Exercise →
Print every record exactly, with nothing added or left out.

Information shown →
━━━━━━━━━━━━━━━━━━━━━━━━━━━━━━

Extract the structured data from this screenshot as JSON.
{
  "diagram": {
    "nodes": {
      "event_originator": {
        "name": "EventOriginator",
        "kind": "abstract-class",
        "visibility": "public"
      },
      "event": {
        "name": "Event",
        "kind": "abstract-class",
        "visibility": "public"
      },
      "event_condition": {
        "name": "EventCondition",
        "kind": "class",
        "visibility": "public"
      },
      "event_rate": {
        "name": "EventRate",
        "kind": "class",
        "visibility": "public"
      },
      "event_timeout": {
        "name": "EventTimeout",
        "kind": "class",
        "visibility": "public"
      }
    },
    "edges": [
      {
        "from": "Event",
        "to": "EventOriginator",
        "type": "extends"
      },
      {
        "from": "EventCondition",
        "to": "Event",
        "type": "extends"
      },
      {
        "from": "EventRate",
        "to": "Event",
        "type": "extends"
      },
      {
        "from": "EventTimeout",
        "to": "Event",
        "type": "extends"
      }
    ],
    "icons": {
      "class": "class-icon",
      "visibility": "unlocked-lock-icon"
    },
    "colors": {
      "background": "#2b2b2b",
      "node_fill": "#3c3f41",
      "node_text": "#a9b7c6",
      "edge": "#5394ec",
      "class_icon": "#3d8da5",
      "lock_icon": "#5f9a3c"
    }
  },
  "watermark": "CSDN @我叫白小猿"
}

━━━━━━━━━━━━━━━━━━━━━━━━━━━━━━

Response to this task →
Extract the structured data from this screenshot as JSON.
{
  "diagram": {
    "nodes": {
      "event_originator": {
        "name": "EventOriginator",
        "kind": "abstract-class",
        "visibility": "public"
      },
      "event": {
        "name": "Event",
        "kind": "abstract-class",
        "visibility": "public"
      },
      "event_condition": {
        "name": "EventCondition",
        "kind": "class",
        "visibility": "public"
      },
      "event_rate": {
        "name": "EventRate",
        "kind": "class",
        "visibility": "public"
      },
      "event_timeout": {
        "name": "EventTimeout",
        "kind": "class",
        "visibility": "public"
      }
    },
    "edges": [
      {
        "from": "Event",
        "to": "EventOriginator",
        "type": "extends"
      },
      {
        "from": "EventCondition",
        "to": "Event",
        "type": "extends"
      },
      {
        "from": "EventRate",
        "to": "Event",
        "type": "extends"
      },
      {
        "from": "EventTimeout",
        "to": "Event",
        "type": "extends"
      }
    ],
    "icons": {
      "class": "class-icon",
      "visibility": "unlocked-lock-icon"
    },
    "colors": {
      "background": "#2b2b2b",
      "node_fill": "#3c3f41",
      "node_text": "#a9b7c6",
      "edge": "#5394ec",
      "class_icon": "#3d8da5",
      "lock_icon": "#5f9a3c"
    }
  },
  "watermark": "CSDN @我叫白小猿"
}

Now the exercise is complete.